After a four-year hiatus, Aesop went on to create a joint album with anti-folk singer, Kimya Dawson, and make his Rhymesayers debut as a solo artist in 2012, with the release of Skelethon. With the release of his seventh studio album, The Impossible Kid, in 2016, many fans have held Aesop Rock in high regard as an artist who is not only getting better with age, but also consistently reinventing his sound and fostering his creativity.


Anthony Cruz (bka AZ) was born and bred in the New York borough of Brooklyn. Since his debut album Doe Or Die in 1995, he’s released a total of eight albums and become synonymous with the boom bap movement that flourished in New York during the mid-‘90s.

AZ’s appearance on Nas’s classic album Illmatic marked the beginning of his career for many. Through a visit at the studio sessions for Illmatic, the rapper wrote the hook for the album’s staple cut “Life’s a Bitch.” The street buzz from that track led to AZ signing with EMI for the release of Doe or Die. The single “Sugar Hill” was a crossover hit, peaking at #25 on the Billboard Chart and #3 on the Rap Charts.

Two years after his debut, he teamed up with Nas, Foxy Brown, Nature, and Cormega to form The Firm. The collective released their self-titled album to commercial success with a #1 debut on the Billboard chart. The release of AZ’s sophomore solo effort Pieces of a Man was met with less commercial success, yet just as much critical acclaim and paved the way for a catalog that would show the rapper’s growth over the years. His subsequent albums 9 Lives, Aziatic, A.W.O.L., The Format, Undeniable, and Legendary have solidified AZ as one of hip-hop’s premiere veterans.

In 2017, he released a song with Raekwon and the late Prodigy called “Save Me. The rapper plans to release Doe Or Die 2 at the end of 2017, calling it the last album of his career.

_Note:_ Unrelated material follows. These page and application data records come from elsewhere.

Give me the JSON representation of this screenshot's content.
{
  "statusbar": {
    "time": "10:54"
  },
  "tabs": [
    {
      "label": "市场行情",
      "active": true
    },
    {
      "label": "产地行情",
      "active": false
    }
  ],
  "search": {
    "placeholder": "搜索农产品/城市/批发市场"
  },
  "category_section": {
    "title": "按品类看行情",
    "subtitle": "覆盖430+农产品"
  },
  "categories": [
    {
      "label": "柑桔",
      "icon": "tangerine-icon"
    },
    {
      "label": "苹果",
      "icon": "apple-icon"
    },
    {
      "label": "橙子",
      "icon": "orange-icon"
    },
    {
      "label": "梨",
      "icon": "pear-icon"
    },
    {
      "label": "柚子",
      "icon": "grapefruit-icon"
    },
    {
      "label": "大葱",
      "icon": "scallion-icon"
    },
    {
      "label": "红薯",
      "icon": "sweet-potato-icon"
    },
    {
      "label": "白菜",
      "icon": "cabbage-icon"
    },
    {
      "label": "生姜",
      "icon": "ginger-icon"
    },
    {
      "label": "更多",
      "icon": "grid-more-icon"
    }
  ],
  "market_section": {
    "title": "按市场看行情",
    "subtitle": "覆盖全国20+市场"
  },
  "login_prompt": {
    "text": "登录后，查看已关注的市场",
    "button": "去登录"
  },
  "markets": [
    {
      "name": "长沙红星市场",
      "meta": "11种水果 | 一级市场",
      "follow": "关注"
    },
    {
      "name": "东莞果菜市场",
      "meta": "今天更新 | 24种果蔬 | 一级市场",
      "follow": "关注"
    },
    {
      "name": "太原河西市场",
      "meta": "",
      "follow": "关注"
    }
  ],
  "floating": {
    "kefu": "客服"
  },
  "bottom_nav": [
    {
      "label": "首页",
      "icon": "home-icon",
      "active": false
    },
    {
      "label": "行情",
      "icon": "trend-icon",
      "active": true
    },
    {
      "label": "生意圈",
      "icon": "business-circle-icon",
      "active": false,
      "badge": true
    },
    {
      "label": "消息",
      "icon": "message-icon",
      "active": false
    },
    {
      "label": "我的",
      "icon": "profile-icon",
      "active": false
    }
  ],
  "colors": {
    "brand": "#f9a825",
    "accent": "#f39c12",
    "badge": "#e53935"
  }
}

Chad Bromley, better known by his moniker Apathy, is a rapper/producer from Willimantic, Connecticut. His uncle first exposed him to hip-hop when he was five, inspiring him to write his own rhymes as he grew older. He landed his first feature and official entry into the rap game in 1997, contributing verses to three tracks on Jedi Mind Tricks’s debut album, The Psycho-Social, Chemical, Biological, and Electro-Magnetic Manipulation of Human Consciousness. He then released several loose singles on Bronx Science Records, a move that eventually led him to linking with Ceph Titled. The two ultimately founded the infamous rap outfit Demigodz crew. Along with the group’s initial members, 7L & Esoteric, El Fudge, Louis Logic, Open Mic and Rise, they released their first EP in 2002, The Godz Must Be Crazy. The project garnered attention from major labels, with Apathy signing a solo deal with Atlantic Records. However, disagreements over his debut album’s direction resulted in the project being delayed and Apathy releasing a slew of mixtapes while his conflict with the label progressed for years. He released his debut studio album Eastern Philosophy, in 2006 via a distribution deal with indie label Babygrande. Apathy left Atlantic in 2009, and that same year formed the Get Busy Committee, with Styles of Beyond’s Ryu and producer Scoop DeVille. Together, they released one album Uzi Does It in 2009, before refocusing on their solo careers. After releasing Wanna Snuggle? (2009) and Honkey Kong (2011) as a solo artist, Apathy returned to the Demigodz in 2013 with Killmatic. Most recently, Apathy released an instrumental project, Dive Medicine, Chapter 1.